Anne Curson
Manager Executive Services, BlueCare


Anne has been with UntingCare and BlueCare for five years, providing expertise in strategic policy, advocacy and reform, communications, and not-for-profit governance. Drawing on 16 years of experience in social work and social policy, she has worked with UnitingCare and the Uniting Church, Queensland Synod’s consultation group to update their position on voluntary assisted dying in 2018. Following this, Anne has supported the organisation’s advocacy through the parliamentary process and the work to develop the policy and practice response.

Anne is a values-driven professional focused on achieving goals in ways that demonstrate respect, empathy, compassion and integrity. She has in-depth knowledge of the not-for-profit community services and aged care industries and experience across a broad range of social policy areas.


Voluntary Assisted Dying – Navigating the ethical, legal and practice complexities in Queensland

Voluntary Assisted Dying (VAD) became available to Queenslanders on 1 January 2023. UnitingCare Queensland is an agency of the Uniting Church operating private hospitals, aged care services, and family and disability services. Our aged care and community palliative care services are operated by BlueCare. Since voluntary assisted dying became available we have recorded over 10 cases where people have accessed this process to end their lives. These cases have largely occurred in our community aged care and palliative care services and our residential aged care services.

As a faith-based organisation, navigating the ethical, legal and practice complexities of voluntary assisted dying has taken significant care and effort. This is particularly complex in Queensland with specific obligations to be involved in processes associated with VAD for organisations classified as non-participating entities. To support our staff navigate these complexities we have developed a clear policy, range of procedures, tiered e-training modules for frontline staff, managers and VAD Advisors, and a pastoral support resource book for chaplains. Our VAD Advisors are an internal and informal team of people who have extra training in the legislation and policy who support our teams as voluntary assisted dying matters arise.
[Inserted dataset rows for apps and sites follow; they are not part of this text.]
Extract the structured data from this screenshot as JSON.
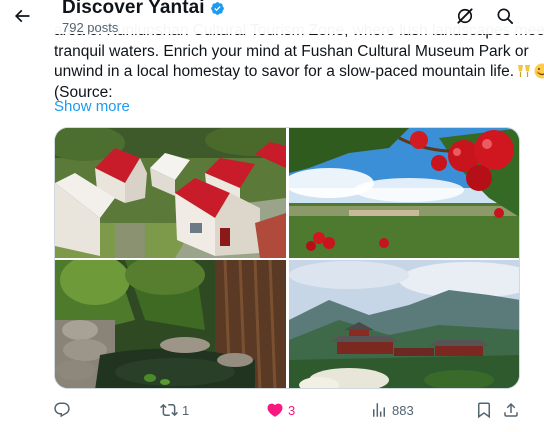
{
  "header": {
    "account_name": "Discover Yantai",
    "post_count": "792 posts"
  },
  "post": {
    "lines": [
      "area of Kunlunshan Cultural Tourism Zone, where lush landscapes meet",
      "tranquil waters. Enrich your mind at Fushan Cultural Museum Park or",
      "unwind in a local homestay to savor for a slow-paced mountain life.",
      "(Source:"
    ],
    "show_more": "Show more"
  },
  "actions": {
    "reply_count": "",
    "repost_count": "1",
    "like_count": "3",
    "views_count": "883"
  },
  "icons": {
    "back": "arrow-left-icon",
    "verified": "verified-badge-icon",
    "grok": "grok-icon",
    "search": "search-icon",
    "reply": "reply-icon",
    "repost": "repost-icon",
    "like": "heart-filled-icon",
    "views": "views-chart-icon",
    "bookmark": "bookmark-icon",
    "share": "share-icon",
    "emoji_1": "clinking-glasses-emoji",
    "emoji_2": "smiling-face-emoji"
  },
  "colors": {
    "accent": "#1d9bf0",
    "like": "#f91880",
    "secondary_text": "#536471"
  }
}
As an organisation, UnitingCare Queensland upholds the rights and dignity of Queenslanders who choose to access voluntary assisted dying under the Voluntary Assisted Dying Act 2021 (Qld) (the Act). Our policy and practice response is guided by the Uniting Church in Australia Queensland Synod and complies with our legal obligations under the Act as a non-participating entity.

When a person chooses to explore and access VAD, we continue to provide all regular services alongside a compassionate and pastoral response. This includes:
– continuing people’s care in our hospitals, aged care facilities and community services provided by UCQ; and
– offering emotional, psychological, social, spiritual and pastoral care support, consistent with UnitingCare values, service philosophies and end of life framework.

Staff can conscientiously object to involvement in any part of a person’s choice to access VAD. In these cases, we ensure support is arranged for continuity of care.

As our staff and teams have been walking alongside people accessing voluntary assisted dying we have observed that this can be very confronting for people. Even highly experienced palliative care doctors and nurses, who are supportive of voluntary assisted dying have had strong emotional reactions to this process, with significant experiences of moral distress. To support our staff we are working with our chaplaincy team to stand up debriefing support and are establishing further training in helping people manage moral distress and create new rituals to farewell and support each other when people access voluntary assisted dying.